This might have been a risky choice for a book club because there is no real narrative here—it’s a smorgasbord of 131 exercises and inspirational quotes designed to get you looking and listening and exploring and discovering the extraordinary in the ordinary life around you. But it was a big hit — Rob’s a kindred spirit, and his newsletter rules — and best of all, we had a nice discussion about it. (Watch here.)
Hold Still by Sally Mann
While best known for her photography, Mann holds a BA in literature and an MA in creative writing, so her writing is top notch. This book covers her long, interesting life and career and her struggle to make art while being a mother to three children. It’s not often that an artist can tell their own story in prose that sings, and that’s what makes this book so special to me.
Range by David Epstein
This is a contemporary classic. Ryan Holiday sold it to me as a parenting book in disguise, a call to give kids the space and time to stretch out and try a lot of different things before they specialize. (The book was written before David became a father, but the afterword for the paperback edition was written after.) David and I have become friends, so I was able to talk him into an hour-long interview, which you can watch below:
What It Is by Lynda Barry
Readers basically have two reactions to this book: “WTF is this???” or “OMG I am now obsessed with Lynda Barry.” (Sometimes it’s both, in that order: “WTF???” and then “OMG!!!”) Simply one of my all-time favorite books and one of the biggest influences on my own creative practice. What more can I say?
We Learn Nothing by Tim Kreider
Kreider is one of my favorite working writers. He’s on my short list of people whose essays I read the minute they’re published, but I wasn’t totally sure how this book would go over with the crew. To my surprise and delight, the response was overwhelmingly positive. Tim and I also had a fun chat about his work:
Smile: The Story of a Face by Sarah Ruhl
I adore Sarah’s book about art and motherhood, 100 Essays I Don’t Have Time To Write, so I got on a list for an advanced copy of Smile. It seemed like a more book club-friendly pick because it’s a short memoir with a straightforward narrative and flow. I got lucky once again and Sarah agreed to chat with me:
Four Thousand Weeks by Oliver Burkeman
Quite possibly the most popular book of the whole club. People loved this one, and for good reason. Oliver is able to pull off the magic trick of writing self-help books that are, at their core, deeply suspicious of their own genre. We had a delightful chat about it:
Old in Art School by Nell Painter
This was an experimental pick. I didn’t read it before choosing — I thought it’d be fun to read fresh, along with everyone else. Ironically, it wasn’t quite my cup of tea! I wanted Painter (talk about nominative determinism!) to be more critical of the whole idea of going to art school, but she’s an academic, after all, so I don’t think questioning the value of formal education is part of her project. I also wanted her to be more critical of the concept of being a “real” artist, or what she calls “An Artist Artist.” (Other readers really liked it and said they were exposed to a lot of artists they’d never heard of.)

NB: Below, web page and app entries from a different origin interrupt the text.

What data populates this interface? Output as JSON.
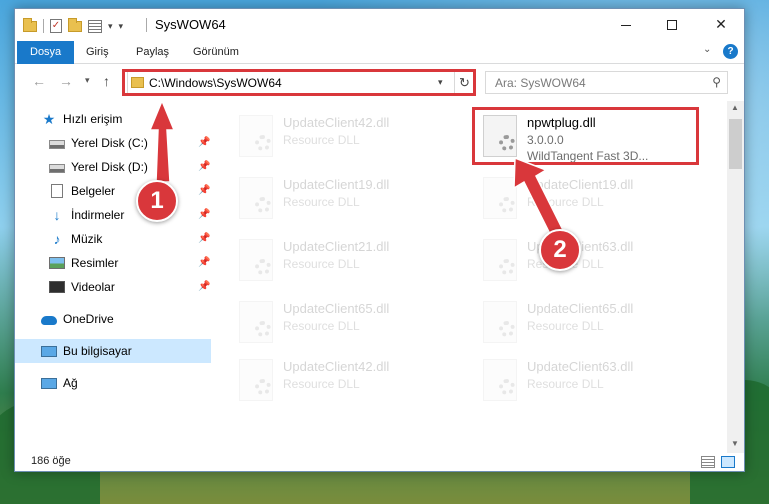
{
  "window": {
    "title": "SysWOW64",
    "controls": {
      "minimize": "",
      "maximize": "",
      "close": "✕"
    }
  },
  "ribbon": {
    "tabs": [
      "Dosya",
      "Giriş",
      "Paylaş",
      "Görünüm"
    ],
    "expand_glyph": "⌄",
    "help_glyph": "?"
  },
  "address": {
    "path": "C:\\Windows\\SysWOW64",
    "refresh_glyph": "↻"
  },
  "search": {
    "placeholder": "Ara: SysWOW64",
    "icon": "search-icon"
  },
  "sidebar": {
    "items": [
      {
        "label": "Hızlı erişim",
        "icon": "star-icon",
        "pinned": false
      },
      {
        "label": "Yerel Disk (C:)",
        "icon": "disk-icon",
        "pinned": true
      },
      {
        "label": "Yerel Disk (D:)",
        "icon": "disk-icon",
        "pinned": true
      },
      {
        "label": "Belgeler",
        "icon": "document-icon",
        "pinned": true
      },
      {
        "label": "İndirmeler",
        "icon": "download-icon",
        "pinned": true
      },
      {
        "label": "Müzik",
        "icon": "music-icon",
        "pinned": true
      },
      {
        "label": "Resimler",
        "icon": "pictures-icon",
        "pinned": true
      },
      {
        "label": "Videolar",
        "icon": "video-icon",
        "pinned": true
      },
      {
        "label": "OneDrive",
        "icon": "onedrive-icon",
        "pinned": false
      },
      {
        "label": "Bu bilgisayar",
        "icon": "computer-icon",
        "pinned": false,
        "selected": true
      },
      {
        "label": "Ağ",
        "icon": "network-icon",
        "pinned": false
      }
    ]
  },
  "files": [
    {
      "name": "UpdateClient42.dll",
      "type": "Resource DLL",
      "faded": true
    },
    {
      "name": "npwtplug.dll",
      "version": "3.0.0.0",
      "description": "WildTangent Fast 3D...",
      "faded": false
    },
    {
      "name": "UpdateClient19.dll",
      "type": "Resource DLL",
      "faded": true
    },
    {
      "name": "UpdateClient19.dll",
      "type": "Resource DLL",
      "faded": true
    },
    {
      "name": "UpdateClient21.dll",
      "type": "Resource DLL",
      "faded": true
    },
    {
      "name": "UpdateClient63.dll",
      "type": "Resource DLL",
      "faded": true
    },
    {
      "name": "UpdateClient65.dll",
      "type": "Resource DLL",
      "faded": true
    },
    {
      "name": "UpdateClient65.dll",
      "type": "Resource DLL",
      "faded": true
    },
    {
      "name": "UpdateClient42.dll",
      "type": "Resource DLL",
      "faded": true
    },
    {
      "name": "UpdateClient63.dll",
      "type": "Resource DLL",
      "faded": true
    }
  ],
  "status": {
    "item_count": "186 öğe"
  },
  "annotations": {
    "step1": "1",
    "step2": "2",
    "highlight_color": "#d9373b"
  },
  "colors": {
    "accent": "#1979ca",
    "selection": "#cce8ff"
  }
}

Understanding Comics by Scott McCloud
The only other book on this list that had as much impact on me as What It Is. It was fun reading the reactions to this — it really is like the world’s coolest visual communication textbook. A bonafide classic, and a good note to end on I think.
My sincere thanks to everyone who was part of the club and also to the folks at Literati.
I’m also planning on doing more author interviews and deep dives into favorite books for these special Tuesday newsletters, so stay tuned.
Would love to hear what y’all are reading and recommending in the comments…